It is always thrilling when a patron walks through the front door of the archives with a question on the tip of their tongue. They are typically on a mission and hope that I can point them directly to the answers they seek. Unfortunately, due to the youth of the DSU archives and the amount of backlogged collections, answers are often elusive.
But yesterday the story unfolded differently when Ms. Yvonne came to see us. She was seeking evidence of Joseph R. Fugett’s presence at the State College for Colored Students.
In the early 20th century Mr. Fugett was a 20-something African American man who was paving the way for black youths in the world of education. He had been educated at Cornell University in Ithaca, New York where he attained a bachelor’s degree in agriculture. From there he ventured to Tuskegee Institute in Alabama where he was an animal husbandry instructor. After that he made his way to Dover, Delaware where he was an agriculture professor under the Smith-Hughes Act of 1917 which served to provide vocational education to future farmers.

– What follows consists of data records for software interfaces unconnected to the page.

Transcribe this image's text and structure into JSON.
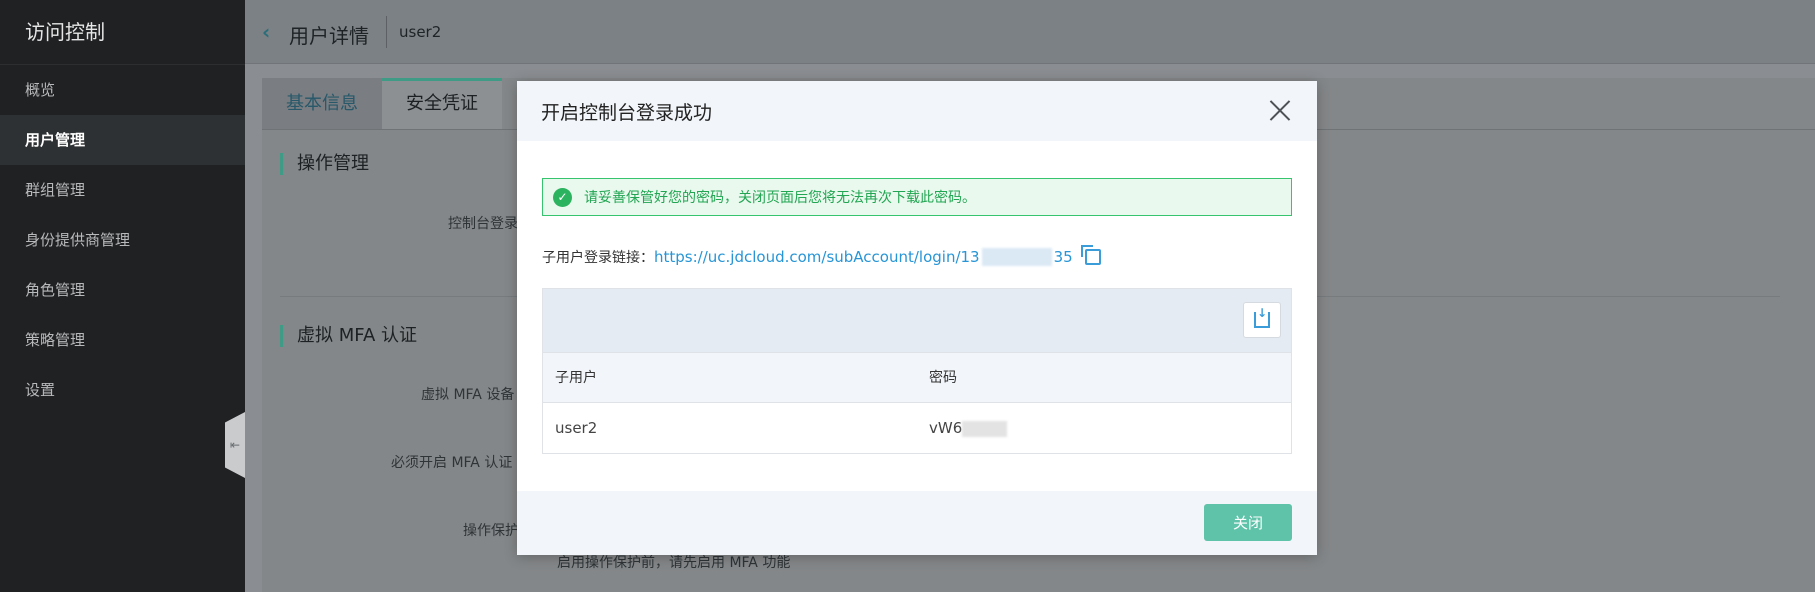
{
  "sidebar": {
    "title": "访问控制",
    "items": [
      {
        "label": "概览"
      },
      {
        "label": "用户管理"
      },
      {
        "label": "群组管理"
      },
      {
        "label": "身份提供商管理"
      },
      {
        "label": "角色管理"
      },
      {
        "label": "策略管理"
      },
      {
        "label": "设置"
      }
    ],
    "active_index": 1
  },
  "header": {
    "title": "用户详情",
    "user": "user2"
  },
  "tabs": [
    {
      "label": "基本信息"
    },
    {
      "label": "安全凭证"
    }
  ],
  "background": {
    "section1_title": "操作管理",
    "label_console": "控制台登录",
    "section2_title": "虚拟 MFA 认证",
    "label_mfa_device": "虚拟 MFA 设备",
    "label_require_mfa": "必须开启 MFA 认证",
    "label_op_protect": "操作保护",
    "hint": "启用操作保护前，请先启用 MFA 功能"
  },
  "modal": {
    "title": "开启控制台登录成功",
    "alert": "请妥善保管好您的密码，关闭页面后您将无法再次下载此密码。",
    "link_label": "子用户登录链接：",
    "link_prefix": "https://uc.jdcloud.com/subAccount/login/13",
    "link_suffix": "35",
    "table": {
      "headers": [
        "子用户",
        "密码"
      ],
      "rows": [
        {
          "user": "user2",
          "password": "vW6"
        }
      ]
    },
    "close_label": "关闭"
  },
  "colors": {
    "accent": "#3f9a86",
    "link": "#2795d6",
    "success": "#2cb35f",
    "primary_button": "#5ec3a9"
  }
}
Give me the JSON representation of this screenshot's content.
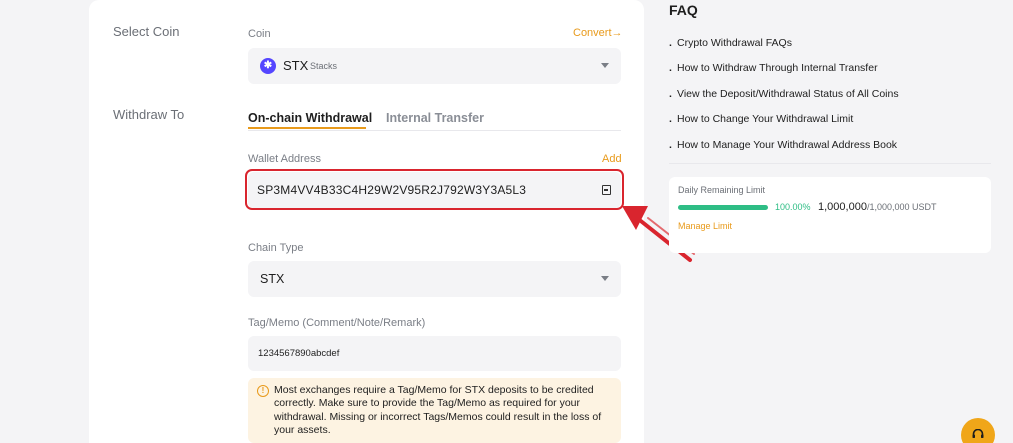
{
  "form": {
    "select_coin_label": "Select Coin",
    "coin_field_label": "Coin",
    "convert_link": "Convert",
    "convert_arrow": "→",
    "coin": {
      "icon_letter": "✱",
      "symbol": "STX",
      "name": "Stacks"
    },
    "withdraw_to_label": "Withdraw To",
    "tabs": [
      {
        "label": "On-chain Withdrawal",
        "active": true
      },
      {
        "label": "Internal Transfer",
        "active": false
      }
    ],
    "wallet_address_label": "Wallet Address",
    "add_link": "Add",
    "wallet_address_value": "SP3M4VV4B33C4H29W2V95R2J792W3Y3A5L3",
    "chain_type_label": "Chain Type",
    "chain_type_value": "STX",
    "memo_label": "Tag/Memo (Comment/Note/Remark)",
    "memo_value": "1234567890abcdef",
    "warning_text": "Most exchanges require a Tag/Memo for STX deposits to be credited correctly. Make sure to provide the Tag/Memo as required for your withdrawal. Missing or incorrect Tags/Memos could result in the loss of your assets."
  },
  "faq": {
    "title": "FAQ",
    "bullet": ".",
    "items": [
      "Crypto Withdrawal FAQs",
      "How to Withdraw Through Internal Transfer",
      "View the Deposit/Withdrawal Status of All Coins",
      "How to Change Your Withdrawal Limit",
      "How to Manage Your Withdrawal Address Book"
    ]
  },
  "limit": {
    "label": "Daily Remaining Limit",
    "percent_text": "100.00%",
    "progress_fraction": 1.0,
    "remaining": "1,000,000",
    "total": "/1,000,000 USDT",
    "manage_link": "Manage Limit"
  },
  "colors": {
    "accent": "#e89a1b",
    "highlight": "#d9252e",
    "success": "#2ebd85"
  },
  "icons": {
    "coin": "stacks-logo-icon",
    "address_book": "address-book-icon",
    "warning": "info-circle-icon",
    "support": "headset-icon",
    "annotation": "red-arrow-annotation"
  }
}
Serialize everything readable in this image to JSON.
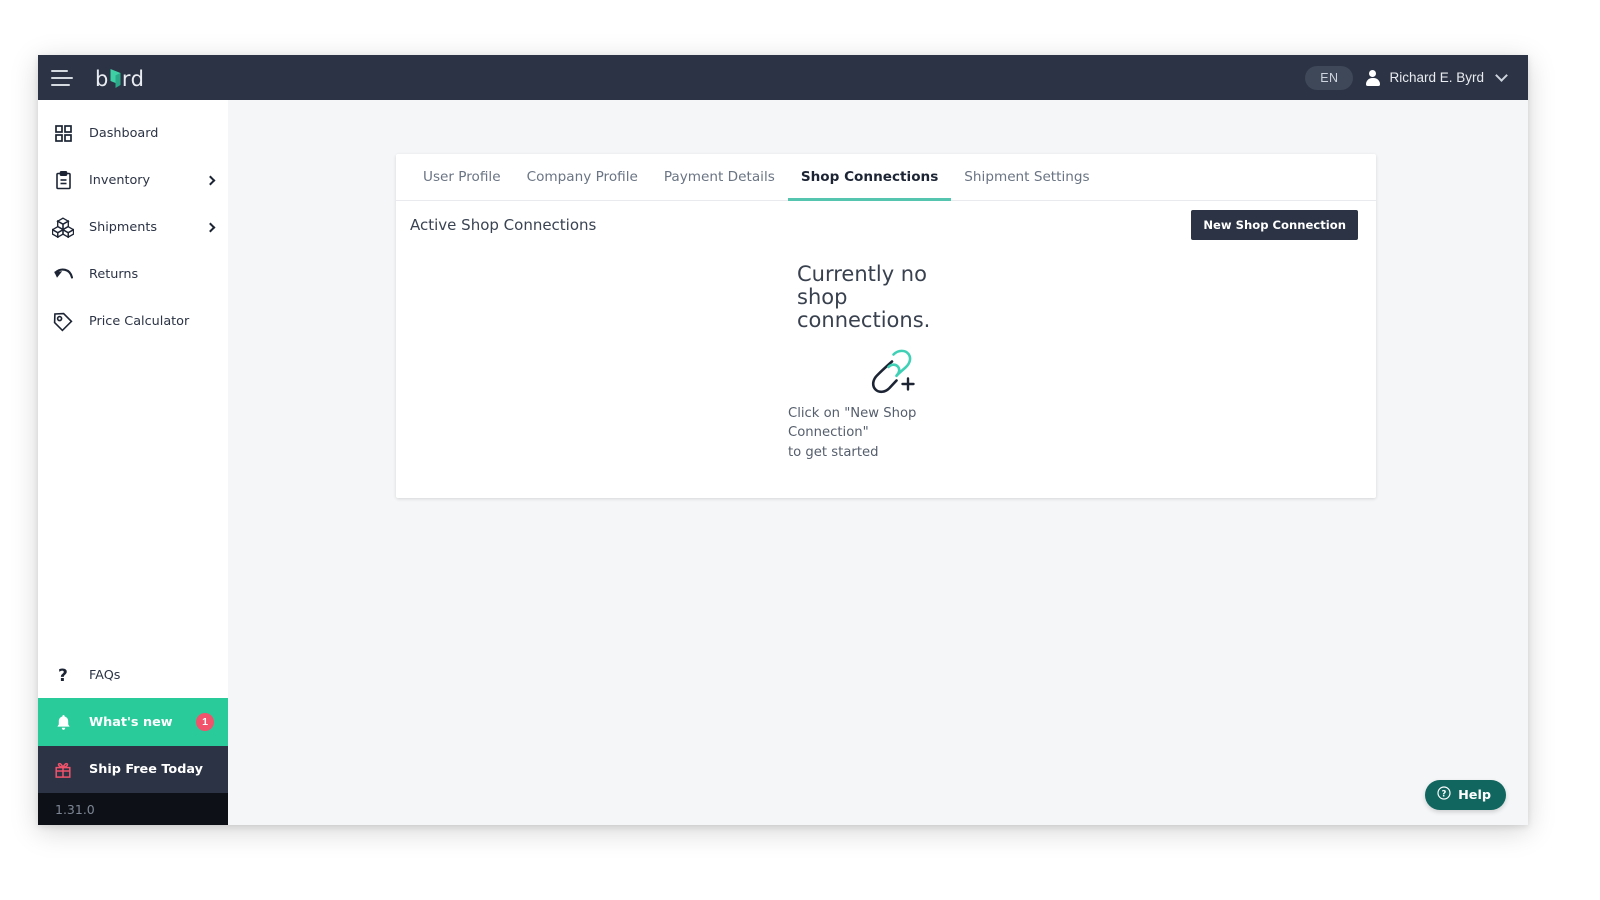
{
  "app": {
    "brand_name": "byrd",
    "version": "1.31.0"
  },
  "topbar": {
    "menu_icon": "hamburger-icon",
    "language_badge": "EN",
    "user_name": "Richard E. Byrd",
    "user_icon": "person-icon",
    "dropdown_icon": "chevron-down-icon"
  },
  "sidebar": {
    "items": [
      {
        "label": "Dashboard",
        "icon": "grid-icon",
        "has_caret": false
      },
      {
        "label": "Inventory",
        "icon": "clipboard-icon",
        "has_caret": true
      },
      {
        "label": "Shipments",
        "icon": "boxes-icon",
        "has_caret": true
      },
      {
        "label": "Returns",
        "icon": "return-arrow-icon",
        "has_caret": false
      },
      {
        "label": "Price Calculator",
        "icon": "price-tag-icon",
        "has_caret": false
      }
    ],
    "faqs": {
      "label": "FAQs",
      "icon": "question-mark-icon"
    },
    "whats_new": {
      "label": "What's new",
      "icon": "bell-icon",
      "badge": "1"
    },
    "ship_free": {
      "label": "Ship Free Today",
      "icon": "gift-icon"
    }
  },
  "tabs": [
    {
      "label": "User Profile",
      "active": false
    },
    {
      "label": "Company Profile",
      "active": false
    },
    {
      "label": "Payment Details",
      "active": false
    },
    {
      "label": "Shop Connections",
      "active": true
    },
    {
      "label": "Shipment Settings",
      "active": false
    }
  ],
  "card": {
    "title": "Active Shop Connections",
    "new_connection_button": "New Shop Connection"
  },
  "empty_state": {
    "title": "Currently no shop connections.",
    "icon": "broken-link-plus-icon",
    "subtitle_line1": "Click on \"New Shop Connection\"",
    "subtitle_line2": "to get started"
  },
  "help": {
    "label": "Help",
    "icon": "question-circle-icon"
  },
  "colors": {
    "topbar": "#2b3344",
    "accent_teal": "#29cb9a",
    "tab_underline": "#56c5b0",
    "badge_red": "#f0536b",
    "help_teal": "#11665f",
    "page_bg": "#f4f6f8"
  }
}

Ms. Yvonne knew all of this before she even arrived at Delaware State University. However, knowing the information is one thing, and seeking to determine the impact Mr. Fugett had at the State College for Colored Students in 1919 is something entirely different. Ms. Yvonne wanted to be sure that special man she had loved as a child was somehow still present at Delaware State University and appreciated by others.
I thought for sure she would be disappointed, but after spending an entire afternoon and exhausting nearly all of the materials pertaining to the State College for Colored Students, her exclamation of “I found it!! I found it,” rang out from the corner of the archives she was occupying.
She held a news article clipped from The State Sentinel in 1919. The article was an annual report of the college written by President William C. Jason, and it included a description of her grandfather’s work. It read, “We are under obligation also to the Commissioner of Education for the introduction of the course in vocational agriculture. A competent and progressive young man, Mr. J.R. Fugett, a graduate of Cornell University, with added experience in teaching and practices, was placed in charge of this new department.”
Ms. Yvonne was beaming and so excited she had jumped to her feet. Here was evidence that her grandfather was appreciated during his term, and here was evidence that he could continue to be remembered.
Ms. Yvonne’s experience was a pleasant reminder to me, Jasmine, and Dan that the archives business is not about remembering great men, but men who did great things however large or small. We thank Ms. Yvonne for passing an afternoon with us.
Written by Joy Scherry